You will find schedule 40 in the walls, ceilings, and floors. I don’t want you to expose these conduits to physical abuse. Their walls are not strong enough to survive strenuous conditions. You can bury them underground. They can even survive in concrete. Schedule 40 is still a conduit. It can withstand elements like direct sunlight that typically ruin wires. But it isn’t as strong as schedule 80.
If you have to choose between the two, schedule 40 is more than adequate for a residential setting. Schedule 80 might be stronger, but it also costs more money. As such, contractors avoid it unless they have to install conduits in industrial environments.
NEC Code For PVC Conduits
NEC allows contractors to use PVC conduits. They include the following:
- You can use the material on walls, floors, and ceilings
- You can install them in places that expose the conduits to corrosive elements
- You can use PVC in wet locations, including laundries and dairies
- You can use PVC in areas that expose the tube to physical damage
- You can install PVC conduits underground
- You can expose PVC to temperatures that exceed the conduit’s temperature rating
On the other hand, you have to keep PVC away from temperatures over 122 degrees F. Avoid theaters and hazardous locations. It is also unwise to use PVC for the support of luminaires.
Code Library has a more comprehensive list of instructions. They explain all the circumstances in which the NEC permits or prohibits the use of PVC conduits.
Naturally, you have to check with your local code before you proceed. The local code many contradict the NEC’s advice on PVC conduits. If that is the case, listen to the local code.
Most states tend to agree with the NEC. They use the NEC’s regulations to guide the contractors in their jurisdiction. But there are plenty of exceptions, which is why professional contractors keep a copy of the local code on hand, just in case they need to refer to it.
PVC Electrical Conduit Sizes
NEC wants consumers to avoid PVC conduits smaller than 16 (trade size ½) or larger than 155 (trade size 6).
Is It Affordable?
PVC conduits are the cheapest and lightest. AK Electrical Services believes that half an inch of PVC (10-foot partitions) will cost you $2.10.
Pros and Cons of Using PVC For Electrical Conduits
1). May Withstand High Pressure
PVC pipes are designed to withstand significant water pressure. The same cannot be said for PVC conduits. The factor doesn’t prevent the pipes from carrying electrical wires. But it prohibits contractors from using the conduits to carry water.

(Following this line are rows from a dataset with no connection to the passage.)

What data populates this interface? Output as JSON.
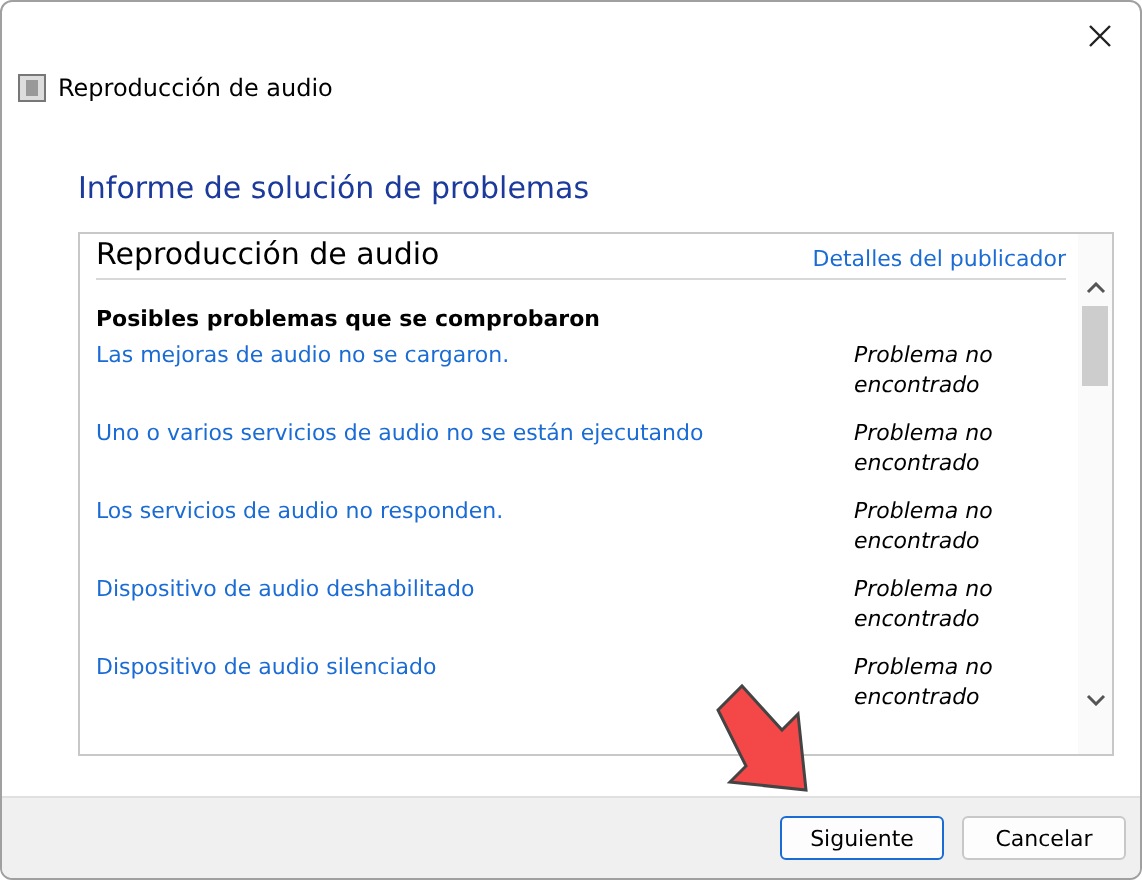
{
  "window": {
    "title": "Reproducción de audio"
  },
  "heading": "Informe de solución de problemas",
  "report": {
    "title": "Reproducción de audio",
    "publisher_link": "Detalles del publicador",
    "section_title": "Posibles problemas que se comprobaron",
    "problems": [
      {
        "name": "Las mejoras de audio no se cargaron.",
        "status": "Problema no encontrado"
      },
      {
        "name": "Uno o varios servicios de audio no se están ejecutando",
        "status": "Problema no encontrado"
      },
      {
        "name": "Los servicios de audio no responden.",
        "status": "Problema no encontrado"
      },
      {
        "name": "Dispositivo de audio deshabilitado",
        "status": "Problema no encontrado"
      },
      {
        "name": "Dispositivo de audio silenciado",
        "status": "Problema no encontrado"
      }
    ]
  },
  "buttons": [
    {
      "label": "Siguiente",
      "selected": true
    },
    {
      "label": "Cancelar",
      "selected": false
    }
  ]
}
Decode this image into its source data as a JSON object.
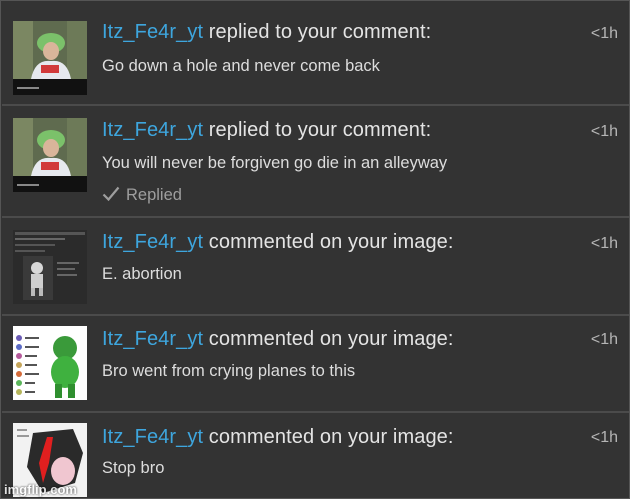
{
  "notifications": [
    {
      "user": "Itz_Fe4r_yt",
      "action": " replied to your comment:",
      "text": "Go down a hole and never come back",
      "time": "<1h",
      "thumb_icon": "video-thumbnail-man-green-hat"
    },
    {
      "user": "Itz_Fe4r_yt",
      "action": " replied to your comment:",
      "text": "You will never be forgiven go die in an alleyway",
      "time": "<1h",
      "status": "Replied",
      "thumb_icon": "video-thumbnail-man-green-hat"
    },
    {
      "user": "Itz_Fe4r_yt",
      "action": " commented on your image:",
      "text": "E. abortion",
      "time": "<1h",
      "thumb_icon": "chat-screenshot-figure"
    },
    {
      "user": "Itz_Fe4r_yt",
      "action": " commented on your image:",
      "text": "Bro went from crying planes to this",
      "time": "<1h",
      "thumb_icon": "green-figure-list"
    },
    {
      "user": "Itz_Fe4r_yt",
      "action": " commented on your image:",
      "text": "Stop bro",
      "time": "<1h",
      "thumb_icon": "pink-black-drawing"
    }
  ],
  "watermark": "imgflip.com",
  "colors": {
    "username": "#3ea6de",
    "background": "#333333",
    "divider": "#4b4b4b"
  }
}
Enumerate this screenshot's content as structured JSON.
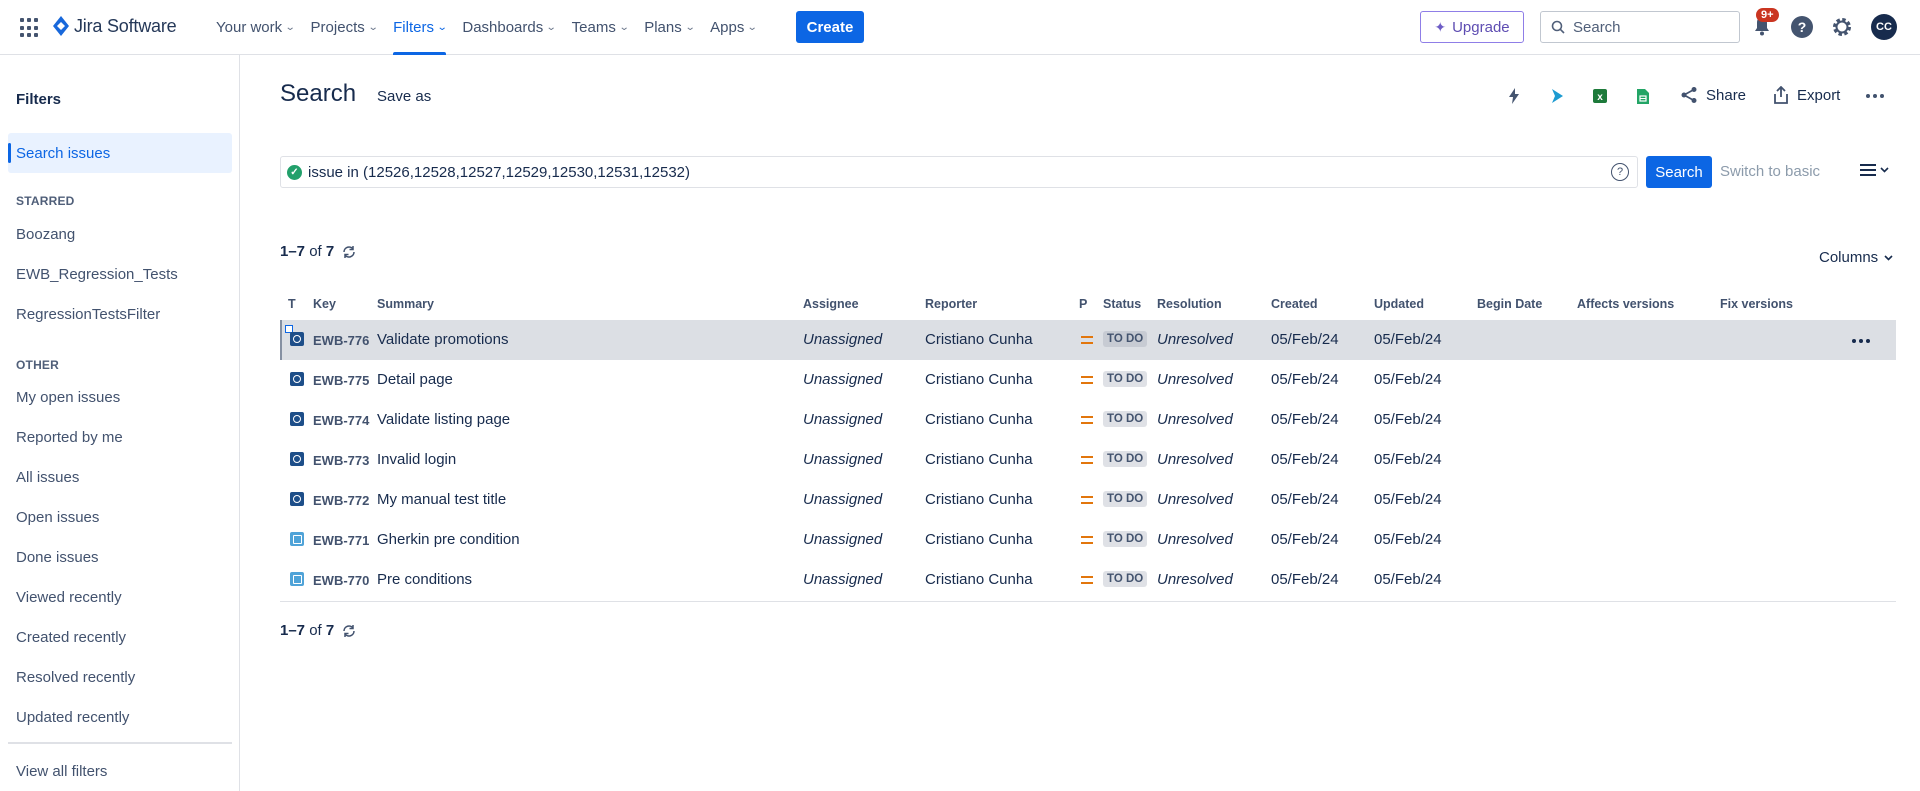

2). Resist Bending
Pipes can withstand higher pressure because they have thicker walls. On the one hand, this is a good thing because you can trust the PVC pipe to protect your wires from destructive elements. On the other hand, PVC pipes are less flexible. They resist bending.
3). More Resistant To Electrical Wires
PVC conduits are supposed to be better than pipes because they are more resistant to elements that harm electrical wires. However, Hunker has noted that some PVC pipes have chemical components that allow them to resist corrosion, fire, and high temperatures.
This is why some PVC pipes can work as conduits, but you can’t use conduits to carry water.
4). Sunlight Can Ruin Them
One of the most significant disadvantages of a PVC pipe is its weakness in the sun. Conduits cannot withstand high pressure because manufacturers do not see the point in making them so thick that they can resist high pressure.
They apply the same rationale to pipes. PVC pipes are normally out of sight. Contractors bury them underground or install them indoors. They rarely see the sunlight.
For that reason, direct sunlight can ruin them. Ultraviolet rays make the pipes brittle, creating cracks. This is why you shouldn’t be so quick to replace conduits with pipes, even though they have thick walls that can withstand a lot of pressure.
Manufacturers have armed PVC conduits with all the tools they need to resist the side effects of direct exposure to ultraviolet rays. They can survive out in the open for a long time.
This is not your only concern. Plumbers know what PVC pipes look like. Unless you add a label informing newcomers that the pipes have electrical wires, a plumber may cut your PVC pipes open.